WORK REQUEST ▸
Go through the entries below and count the lines where the word "JSON" appears; give only the count.

App and web page records:
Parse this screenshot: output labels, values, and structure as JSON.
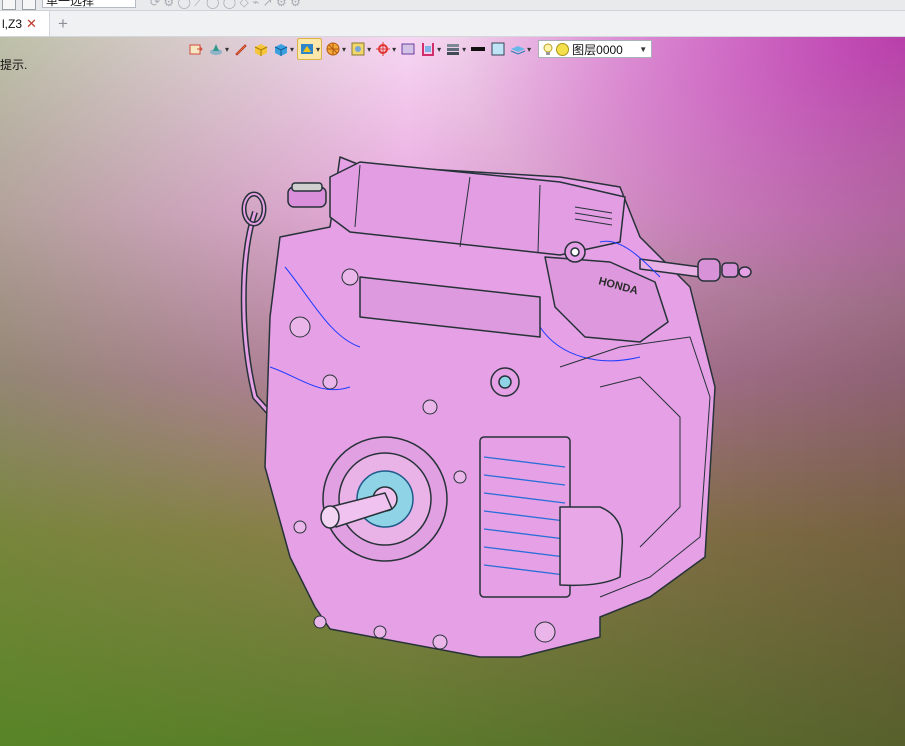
{
  "topbar": {
    "select_label": "单一选择"
  },
  "tabs": [
    {
      "label": "l,Z3",
      "close_glyph": "✕"
    }
  ],
  "tab_add_glyph": "+",
  "viewport": {
    "hint_text": "提示.",
    "layer_label": "图层0000",
    "toolbar_icons": [
      "view-orient-icon",
      "render-mode-icon",
      "pen-icon",
      "shaded-box-icon",
      "solid-cube-icon",
      "display-mode-icon",
      "section-view-icon",
      "fit-view-icon",
      "coordinate-icon",
      "frame-view-icon",
      "clip-plane-icon",
      "layer-stack-icon",
      "line-color-icon",
      "fill-color-icon",
      "layer-manager-icon"
    ],
    "colors": {
      "background_top_right": "#ff3cff",
      "background_bottom_left": "#4f9a1e",
      "model_fill": "#e6a0e6",
      "model_edge": "#263238"
    },
    "brand_on_cover": "HONDA"
  }
}
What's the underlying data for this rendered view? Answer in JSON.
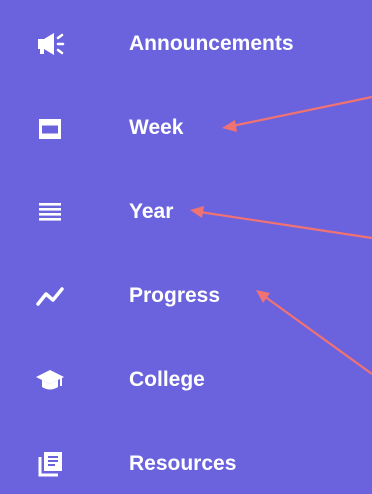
{
  "sidebar": {
    "items": [
      {
        "label": "Announcements",
        "icon": "megaphone-icon"
      },
      {
        "label": "Week",
        "icon": "week-icon"
      },
      {
        "label": "Year",
        "icon": "year-list-icon"
      },
      {
        "label": "Progress",
        "icon": "progress-chart-icon"
      },
      {
        "label": "College",
        "icon": "graduation-cap-icon"
      },
      {
        "label": "Resources",
        "icon": "resources-icon"
      }
    ]
  },
  "colors": {
    "background": "#6b63de",
    "text": "#ffffff",
    "annotation_arrow": "#f07272"
  }
}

TASK SOLUTION ▸
2